[EXERCISE] Print all entries word for word.

[PROVIDED INFORMATION]
──────────

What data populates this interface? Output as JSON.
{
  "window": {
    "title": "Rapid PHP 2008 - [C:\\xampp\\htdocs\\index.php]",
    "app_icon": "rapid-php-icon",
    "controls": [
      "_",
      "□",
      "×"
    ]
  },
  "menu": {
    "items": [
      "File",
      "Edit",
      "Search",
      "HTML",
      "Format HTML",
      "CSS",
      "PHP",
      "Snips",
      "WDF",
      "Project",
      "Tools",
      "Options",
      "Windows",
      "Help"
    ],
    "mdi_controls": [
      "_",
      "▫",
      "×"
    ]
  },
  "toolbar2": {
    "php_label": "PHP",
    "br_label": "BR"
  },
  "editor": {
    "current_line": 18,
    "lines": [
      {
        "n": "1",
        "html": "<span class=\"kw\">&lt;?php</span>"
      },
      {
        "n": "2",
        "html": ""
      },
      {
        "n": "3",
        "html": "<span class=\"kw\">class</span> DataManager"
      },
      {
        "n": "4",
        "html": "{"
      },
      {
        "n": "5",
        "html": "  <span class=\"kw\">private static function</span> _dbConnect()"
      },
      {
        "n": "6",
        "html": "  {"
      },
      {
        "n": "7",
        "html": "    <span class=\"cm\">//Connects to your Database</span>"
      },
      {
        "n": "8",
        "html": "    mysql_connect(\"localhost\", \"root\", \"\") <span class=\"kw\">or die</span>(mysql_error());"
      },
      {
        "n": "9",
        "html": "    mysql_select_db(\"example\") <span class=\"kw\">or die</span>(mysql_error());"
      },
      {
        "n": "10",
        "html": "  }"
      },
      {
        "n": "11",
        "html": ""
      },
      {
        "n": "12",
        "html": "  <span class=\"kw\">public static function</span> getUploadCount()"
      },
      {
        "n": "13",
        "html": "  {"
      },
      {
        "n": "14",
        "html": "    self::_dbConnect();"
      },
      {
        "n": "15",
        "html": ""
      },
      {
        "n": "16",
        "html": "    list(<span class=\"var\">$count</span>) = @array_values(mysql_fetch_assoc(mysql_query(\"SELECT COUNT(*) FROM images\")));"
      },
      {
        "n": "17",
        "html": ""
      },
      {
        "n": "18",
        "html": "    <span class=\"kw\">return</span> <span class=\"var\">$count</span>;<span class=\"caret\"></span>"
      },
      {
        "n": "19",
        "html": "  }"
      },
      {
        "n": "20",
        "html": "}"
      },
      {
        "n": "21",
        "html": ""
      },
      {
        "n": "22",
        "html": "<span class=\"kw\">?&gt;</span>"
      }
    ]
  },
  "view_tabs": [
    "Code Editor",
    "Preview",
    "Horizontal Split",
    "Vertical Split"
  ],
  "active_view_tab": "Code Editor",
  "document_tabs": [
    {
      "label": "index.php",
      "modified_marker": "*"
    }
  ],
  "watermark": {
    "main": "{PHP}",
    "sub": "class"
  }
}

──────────

[ANSWER AREA]
What data populates this interface? Output as JSON.
{
  "window": {
    "title": "Rapid PHP 2008 - [C:\\xampp\\htdocs\\index.php]",
    "app_icon": "rapid-php-icon",
    "controls": [
      "_",
      "□",
      "×"
    ]
  },
  "menu": {
    "items": [
      "File",
      "Edit",
      "Search",
      "HTML",
      "Format HTML",
      "CSS",
      "PHP",
      "Snips",
      "WDF",
      "Project",
      "Tools",
      "Options",
      "Windows",
      "Help"
    ],
    "mdi_controls": [
      "_",
      "▫",
      "×"
    ]
  },
  "toolbar2": {
    "php_label": "PHP",
    "br_label": "BR"
  },
  "editor": {
    "current_line": 18,
    "lines": [
      {
        "n": "1",
        "html": "<span class=\"kw\">&lt;?php</span>"
      },
      {
        "n": "2",
        "html": ""
      },
      {
        "n": "3",
        "html": "<span class=\"kw\">class</span> DataManager"
      },
      {
        "n": "4",
        "html": "{"
      },
      {
        "n": "5",
        "html": "  <span class=\"kw\">private static function</span> _dbConnect()"
      },
      {
        "n": "6",
        "html": "  {"
      },
      {
        "n": "7",
        "html": "    <span class=\"cm\">//Connects to your Database</span>"
      },
      {
        "n": "8",
        "html": "    mysql_connect(\"localhost\", \"root\", \"\") <span class=\"kw\">or die</span>(mysql_error());"
      },
      {
        "n": "9",
        "html": "    mysql_select_db(\"example\") <span class=\"kw\">or die</span>(mysql_error());"
      },
      {
        "n": "10",
        "html": "  }"
      },
      {
        "n": "11",
        "html": ""
      },
      {
        "n": "12",
        "html": "  <span class=\"kw\">public static function</span> getUploadCount()"
      },
      {
        "n": "13",
        "html": "  {"
      },
      {
        "n": "14",
        "html": "    self::_dbConnect();"
      },
      {
        "n": "15",
        "html": ""
      },
      {
        "n": "16",
        "html": "    list(<span class=\"var\">$count</span>) = @array_values(mysql_fetch_assoc(mysql_query(\"SELECT COUNT(*) FROM images\")));"
      },
      {
        "n": "17",
        "html": ""
      },
      {
        "n": "18",
        "html": "    <span class=\"kw\">return</span> <span class=\"var\">$count</span>;<span class=\"caret\"></span>"
      },
      {
        "n": "19",
        "html": "  }"
      },
      {
        "n": "20",
        "html": "}"
      },
      {
        "n": "21",
        "html": ""
      },
      {
        "n": "22",
        "html": "<span class=\"kw\">?&gt;</span>"
      }
    ]
  },
  "view_tabs": [
    "Code Editor",
    "Preview",
    "Horizontal Split",
    "Vertical Split"
  ],
  "active_view_tab": "Code Editor",
  "document_tabs": [
    {
      "label": "index.php",
      "modified_marker": "*"
    }
  ],
  "watermark": {
    "main": "{PHP}",
    "sub": "class"
  }
}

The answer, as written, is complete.